The indiscriminate impact of cluster bombs was raised by the representative of the Quaker United Nations Office in Geneva and by me for the world citizens with the support of the Swedish government.  My NGO text of August 1979 for the citizens of the world on “Anti-Personnel Fragmentation Weapons” called for a ban based on the 1868 St Petersburg Declaration and recommended that “permanent verification and dispute-settlement procedures be established which may investigated all charges of the use of prohibited weapons whether in inter-State or internal conflicts, and that such a permanent body include a consultative committee of experts who could begin their work without a prior resolution of the UN Security Council.”

I was thanked for my efforts but left to understand that world citizens are not in the field of real politics and that I would do better to stick to pushing for a ban on napalm – photos of its use in Vietnam being still in the memory of many delegates.  Governments always have difficulty focusing on more than one weapon at a time.  Likewise for public pressure to build, there needs to be some stark visual reminders to draw attention and to evoke compassion.

Although cluster munitions were widely used in the Vietnam-Indochina war, they never received the media and thus the public attention of napalm. (1) The United Nations Institute for Disarmament Research recently published a study on the continued destructive impact of cluster bombs in Laos noting that “The Lao People’s Democratic Republic has the dubious distinction of being the most heavily bombed country in the world” (2).  Cluster-bomb land clearance is still going on while the 1963-1973 war in Laos has largely faded from broader public memory.
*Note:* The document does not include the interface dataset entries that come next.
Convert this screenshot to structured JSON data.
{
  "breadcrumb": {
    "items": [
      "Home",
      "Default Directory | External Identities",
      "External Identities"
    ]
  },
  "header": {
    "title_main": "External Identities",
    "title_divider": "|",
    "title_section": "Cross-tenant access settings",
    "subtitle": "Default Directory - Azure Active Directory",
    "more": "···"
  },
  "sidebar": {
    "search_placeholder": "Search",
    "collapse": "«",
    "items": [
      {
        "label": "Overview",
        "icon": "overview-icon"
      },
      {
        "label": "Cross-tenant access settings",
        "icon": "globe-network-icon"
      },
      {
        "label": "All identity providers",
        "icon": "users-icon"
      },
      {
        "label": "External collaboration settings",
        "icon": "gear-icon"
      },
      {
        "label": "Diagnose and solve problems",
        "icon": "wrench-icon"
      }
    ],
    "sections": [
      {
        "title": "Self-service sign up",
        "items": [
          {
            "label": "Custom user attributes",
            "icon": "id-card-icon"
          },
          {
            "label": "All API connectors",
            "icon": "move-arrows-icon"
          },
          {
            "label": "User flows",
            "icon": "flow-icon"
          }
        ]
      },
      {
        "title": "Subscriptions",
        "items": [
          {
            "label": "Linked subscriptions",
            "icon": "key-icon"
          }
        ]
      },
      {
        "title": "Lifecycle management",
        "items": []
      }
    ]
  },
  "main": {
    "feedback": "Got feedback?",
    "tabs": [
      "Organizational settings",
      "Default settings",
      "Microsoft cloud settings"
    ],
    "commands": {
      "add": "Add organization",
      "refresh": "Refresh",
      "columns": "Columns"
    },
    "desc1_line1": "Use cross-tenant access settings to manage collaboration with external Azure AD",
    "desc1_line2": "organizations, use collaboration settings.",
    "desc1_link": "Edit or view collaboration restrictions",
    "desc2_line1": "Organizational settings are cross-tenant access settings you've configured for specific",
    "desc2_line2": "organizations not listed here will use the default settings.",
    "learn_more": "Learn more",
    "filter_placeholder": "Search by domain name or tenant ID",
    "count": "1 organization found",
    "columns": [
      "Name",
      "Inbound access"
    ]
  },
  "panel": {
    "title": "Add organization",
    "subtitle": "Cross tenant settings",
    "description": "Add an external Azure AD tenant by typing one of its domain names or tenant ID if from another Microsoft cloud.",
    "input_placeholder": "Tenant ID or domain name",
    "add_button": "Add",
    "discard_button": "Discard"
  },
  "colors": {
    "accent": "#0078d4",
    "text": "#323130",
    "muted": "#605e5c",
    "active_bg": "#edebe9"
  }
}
The wide use by NATO forces in the Kosovo conflict again drew attention to the use of cluster bombs and unexploded ordnance.  The ironic gap between the humanitarian aims given for the war and the continued killing by cluster bombs after the war was too wide not to notice.  However, the difficulties of UN administration of Kosovo and of negotiating a “final status” soon overshadowed all other concerns.  Likewise the use of cluster bombs in Iraq is overshadowed by the continuing tensions, sectarian violence, the role of the USA and Iran, and what shape Iraq will take after the withdrawal of US troops.

Thus, it was the indiscriminate use of cluster bombs against Lebanon in a particularly senseless and inconclusive war that has finally led to sustained efforts for a ban.

The ban on cluster bombs follows closely the Convention on the Prohibition of the Use, Stockpiling, Production and Transfer of Anti-Personnel Mines and on their Destruction which came into force in March 1999 and has been now ratified by 156 States.  Many of the same NGOs active on anti-personnel mines were also the motors of the efforts on cluster bombs – a combination of disarmament and humanitarian groups.

We can play an active role to encourage the States which have signed the Convention on Cluster Munitions to have their Parliaments ratify.  A more difficult task will be to convince those States addicted to cluster bombs: USA, Russia, China, Israel, India and Pakistan.  The ban may discourage their use by these States, but a signature by them would be an important sign of respect for international agreements and world law. Pressure must be kept up on those outside the law.

***

Rene Wadlow is editor of the online journal of world politics www.transnational-perspectives.org and an NGO representative to the UN, Geneva.

Photo from Indymedia

Notes:

See Eric Prokosch, who called attention to the range of weapons used in the Vietnam war in his Technology of Killing: A Military and Political History of Anti-personnel Weapons ( London: Zed Books, 1995)

R. Cave, A. Lawson and A. Sherriff. Cluster Munitions in Albania and Lao PDR  (Geneva: UN Institute for Disarmament Research, 2006)

Ratifications as of 8 March 2010 by geographic areas:

Europe

Albania, Austria, Belgium, Croatia, Denmark, France, Germany, Holy See (The Vatican), Ireland, Luxembourg, Macedonia, Malta, Moldova, Montenegro, Norway, San Marino, Slovenia, Spain,

Latin America

Mexico, Nicaragua, Uruguay

Asia

Lao PDR, Japan

Africa

Burkina Faso, Burundi, Malawi, Niger, Sierra Leone, Zambia